**DIRECTIONS**
Nothing in the entries may change when you repeat them, and no images may appear.

**MATERIALS PROVIDED**

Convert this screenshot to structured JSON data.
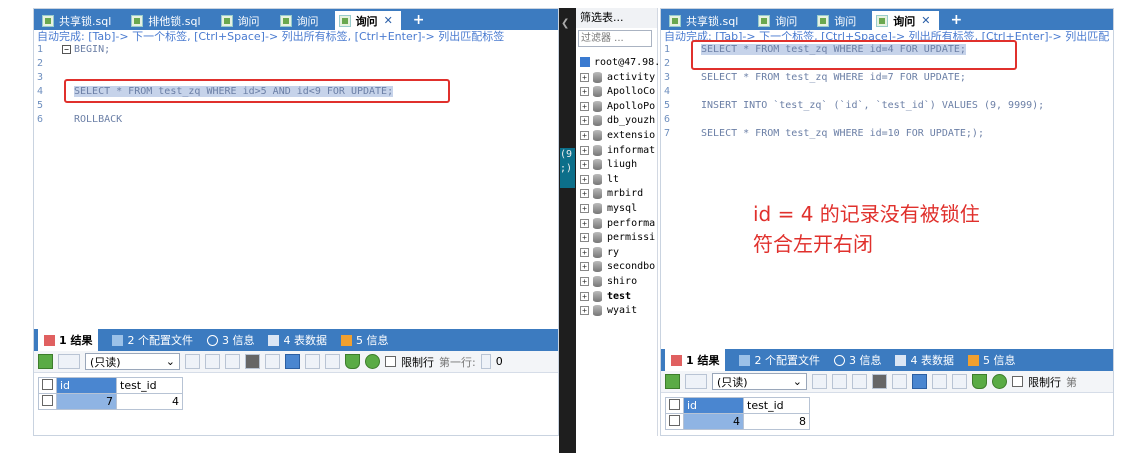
{
  "left": {
    "tabs": [
      "共享锁.sql",
      "排他锁.sql",
      "询问",
      "询问",
      "询问"
    ],
    "active_tab": 4,
    "autocomplete_hint": "自动完成: [Tab]-> 下一个标签, [Ctrl+Space]-> 列出所有标签, [Ctrl+Enter]-> 列出匹配标签",
    "lines": [
      "BEGIN;",
      "",
      "",
      "SELECT * FROM test_zq WHERE id>5 AND id<9 FOR UPDATE;",
      "",
      "ROLLBACK"
    ],
    "line_numbers": [
      "1",
      "2",
      "3",
      "4",
      "5",
      "6"
    ],
    "result_tabs": [
      "1 结果",
      "2 个配置文件",
      "3 信息",
      "4 表数据",
      "5 信息"
    ],
    "readonly_label": "(只读)",
    "limit_label": "限制行",
    "first_row_label": "第一行:",
    "first_row_value": "0",
    "columns": [
      "id",
      "test_id"
    ],
    "rows": [
      [
        "7",
        "4"
      ]
    ]
  },
  "middle": {
    "filter_title": "筛选表...",
    "filter_placeholder": "过滤器 ...",
    "root": "root@47.98.",
    "databases": [
      "activity",
      "ApolloCo",
      "ApolloPo",
      "db_youzh",
      "extensio",
      "informat",
      "liugh",
      "lt",
      "mrbird",
      "mysql",
      "performa",
      "permissi",
      "ry",
      "secondbo",
      "shiro",
      "test",
      "wyait"
    ],
    "selected_db": "test",
    "edge_text": "(9\n;)"
  },
  "right": {
    "tabs": [
      "共享锁.sql",
      "询问",
      "询问",
      "询问"
    ],
    "active_tab": 3,
    "autocomplete_hint": "自动完成: [Tab]-> 下一个标签, [Ctrl+Space]-> 列出所有标签, [Ctrl+Enter]-> 列出匹配",
    "lines": [
      "SELECT * FROM test_zq WHERE id=4 FOR UPDATE;",
      "",
      "SELECT * FROM test_zq WHERE id=7 FOR UPDATE;",
      "",
      "INSERT INTO `test_zq` (`id`, `test_id`) VALUES (9, 9999);",
      "",
      "SELECT * FROM test_zq WHERE id=10 FOR UPDATE;);"
    ],
    "line_numbers": [
      "1",
      "2",
      "3",
      "4",
      "5",
      "6",
      "7"
    ],
    "annotation": [
      "id = 4 的记录没有被锁住",
      "符合左开右闭"
    ],
    "result_tabs": [
      "1 结果",
      "2 个配置文件",
      "3 信息",
      "4 表数据",
      "5 信息"
    ],
    "readonly_label": "(只读)",
    "limit_label": "限制行",
    "first_row_label": "第",
    "columns": [
      "id",
      "test_id"
    ],
    "rows": [
      [
        "4",
        "8"
      ]
    ]
  },
  "colors": {
    "accent": "#3c7bc0",
    "annotation": "#e0302c",
    "selection": "#c6d3ea"
  }
}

**EXPECTED OUTPUT**
Convert this screenshot to structured JSON data.
{
  "left": {
    "tabs": [
      "共享锁.sql",
      "排他锁.sql",
      "询问",
      "询问",
      "询问"
    ],
    "active_tab": 4,
    "autocomplete_hint": "自动完成: [Tab]-> 下一个标签, [Ctrl+Space]-> 列出所有标签, [Ctrl+Enter]-> 列出匹配标签",
    "lines": [
      "BEGIN;",
      "",
      "",
      "SELECT * FROM test_zq WHERE id>5 AND id<9 FOR UPDATE;",
      "",
      "ROLLBACK"
    ],
    "line_numbers": [
      "1",
      "2",
      "3",
      "4",
      "5",
      "6"
    ],
    "result_tabs": [
      "1 结果",
      "2 个配置文件",
      "3 信息",
      "4 表数据",
      "5 信息"
    ],
    "readonly_label": "(只读)",
    "limit_label": "限制行",
    "first_row_label": "第一行:",
    "first_row_value": "0",
    "columns": [
      "id",
      "test_id"
    ],
    "rows": [
      [
        "7",
        "4"
      ]
    ]
  },
  "middle": {
    "filter_title": "筛选表...",
    "filter_placeholder": "过滤器 ...",
    "root": "root@47.98.",
    "databases": [
      "activity",
      "ApolloCo",
      "ApolloPo",
      "db_youzh",
      "extensio",
      "informat",
      "liugh",
      "lt",
      "mrbird",
      "mysql",
      "performa",
      "permissi",
      "ry",
      "secondbo",
      "shiro",
      "test",
      "wyait"
    ],
    "selected_db": "test",
    "edge_text": "(9\n;)"
  },
  "right": {
    "tabs": [
      "共享锁.sql",
      "询问",
      "询问",
      "询问"
    ],
    "active_tab": 3,
    "autocomplete_hint": "自动完成: [Tab]-> 下一个标签, [Ctrl+Space]-> 列出所有标签, [Ctrl+Enter]-> 列出匹配",
    "lines": [
      "SELECT * FROM test_zq WHERE id=4 FOR UPDATE;",
      "",
      "SELECT * FROM test_zq WHERE id=7 FOR UPDATE;",
      "",
      "INSERT INTO `test_zq` (`id`, `test_id`) VALUES (9, 9999);",
      "",
      "SELECT * FROM test_zq WHERE id=10 FOR UPDATE;);"
    ],
    "line_numbers": [
      "1",
      "2",
      "3",
      "4",
      "5",
      "6",
      "7"
    ],
    "annotation": [
      "id = 4 的记录没有被锁住",
      "符合左开右闭"
    ],
    "result_tabs": [
      "1 结果",
      "2 个配置文件",
      "3 信息",
      "4 表数据",
      "5 信息"
    ],
    "readonly_label": "(只读)",
    "limit_label": "限制行",
    "first_row_label": "第",
    "columns": [
      "id",
      "test_id"
    ],
    "rows": [
      [
        "4",
        "8"
      ]
    ]
  },
  "colors": {
    "accent": "#3c7bc0",
    "annotation": "#e0302c",
    "selection": "#c6d3ea"
  }
}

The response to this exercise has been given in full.